WASHINGTON Dec 25 The U.S. Environmental
Protection Agency was criticized in an internal report for
dropping charges that Range Resources Corp was polluting
drinking water while "fracking" for natural gas.
Range is using the hydraulic fracturing technique in Parker
County, Texas where one homeowner complained in August 2010 that
he could set his drinking water on fire.
Six U.S. senators had asked the agency's internal watchdog -
the Office of the Inspector General - to evaluate a 2012
decision to drop an order that had forced Range to provide
drinking water to residents, and stop contamination.
The EPA withdrew its order in March of that year after legal
action by the company.
That decision was in line with its own rules, the report

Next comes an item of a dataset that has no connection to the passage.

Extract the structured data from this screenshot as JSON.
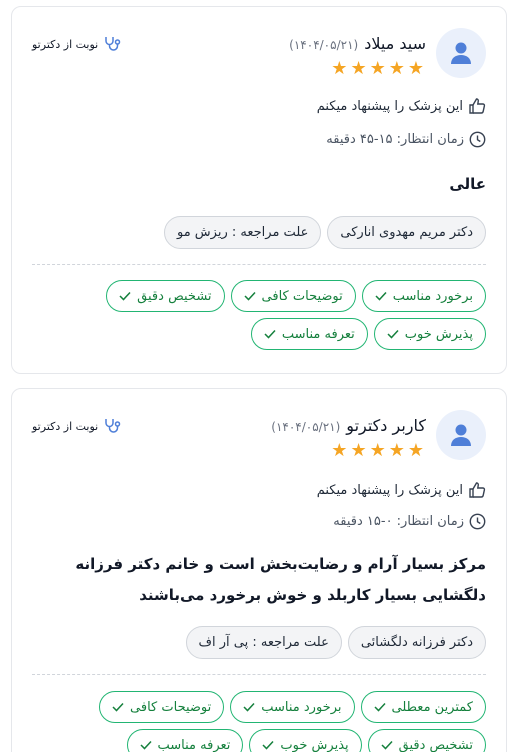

said, but the agency should have been tougher with the company,
and more critical of the data it used.
Tests of 20 wells near the drilling site should have been
conducted more broadly, and the EPA should have gone to greater

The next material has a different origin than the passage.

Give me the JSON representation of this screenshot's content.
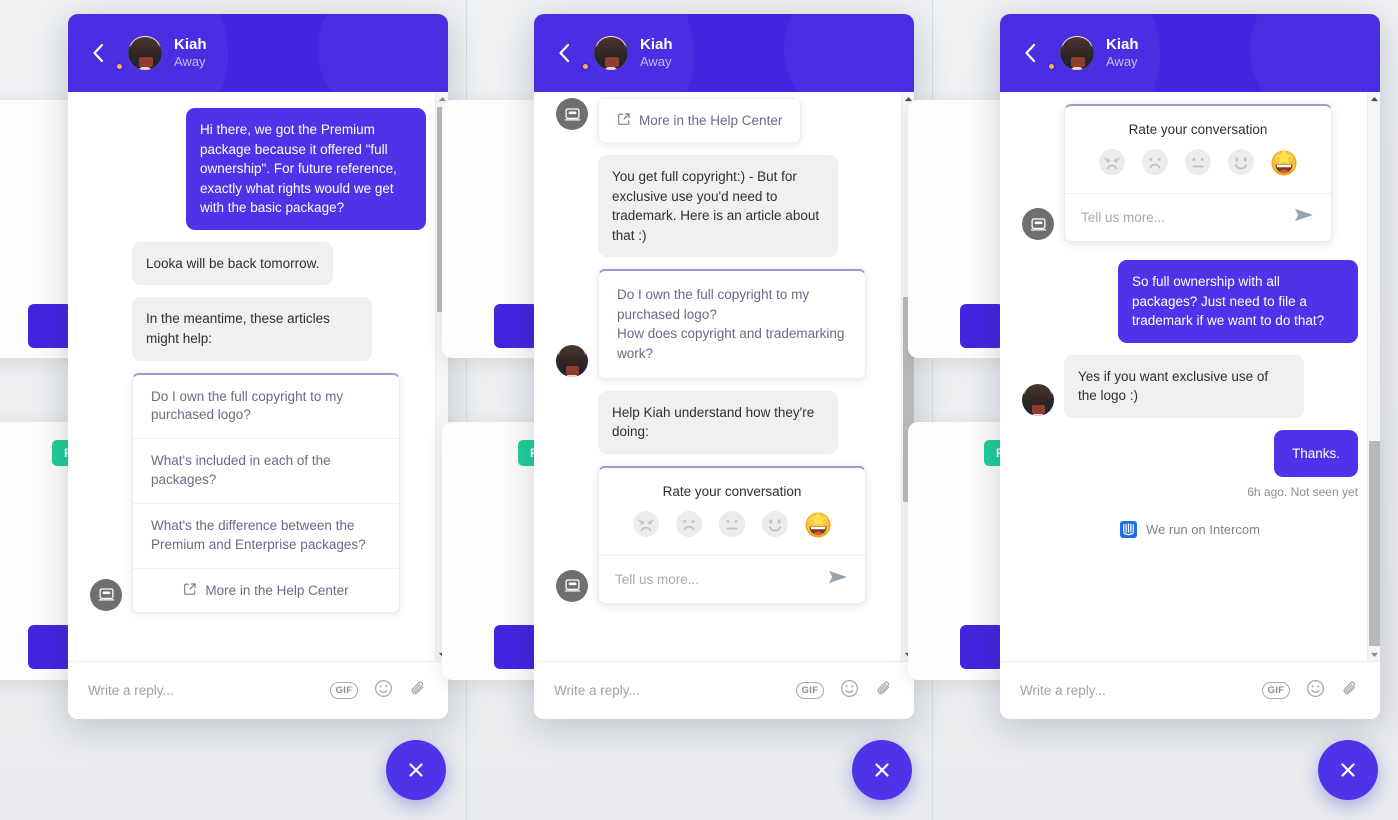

lengths to make sure it trusted Range's data.
The report issued a number of formal recommendations for the
agency which the EPA has already agreed to act upon them.

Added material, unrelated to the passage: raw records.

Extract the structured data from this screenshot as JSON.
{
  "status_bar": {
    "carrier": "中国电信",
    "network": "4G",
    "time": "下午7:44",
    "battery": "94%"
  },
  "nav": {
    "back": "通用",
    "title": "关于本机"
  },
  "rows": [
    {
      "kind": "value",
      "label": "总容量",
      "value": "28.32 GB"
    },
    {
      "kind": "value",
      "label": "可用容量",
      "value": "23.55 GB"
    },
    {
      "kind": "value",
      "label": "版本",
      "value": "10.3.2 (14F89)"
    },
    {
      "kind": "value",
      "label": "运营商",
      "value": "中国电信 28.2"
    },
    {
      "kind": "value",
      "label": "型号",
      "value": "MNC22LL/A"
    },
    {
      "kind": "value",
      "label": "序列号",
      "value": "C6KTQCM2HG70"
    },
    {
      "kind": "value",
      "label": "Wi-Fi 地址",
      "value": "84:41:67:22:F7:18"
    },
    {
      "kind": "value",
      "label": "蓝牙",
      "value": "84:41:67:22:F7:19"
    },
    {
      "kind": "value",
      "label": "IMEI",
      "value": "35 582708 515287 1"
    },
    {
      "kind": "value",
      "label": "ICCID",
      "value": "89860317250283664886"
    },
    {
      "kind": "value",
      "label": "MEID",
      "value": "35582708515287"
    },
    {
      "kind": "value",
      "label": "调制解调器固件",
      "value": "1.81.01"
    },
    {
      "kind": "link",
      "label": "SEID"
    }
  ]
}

"The EPA agreed with and provided corrective actions that
address our recommendations. All recommendations are resolved
with corrective actions underway," the report said.
In fracking, companies blast large amounts of sand and water
laced with chemicals underground to free oil and natural gas.
Environmentalists say this can pollute water and air.
The report, which was released late on Tuesday, was dated
(Reporting by Douwe Miedema; Editing by Leslie Gevirtz)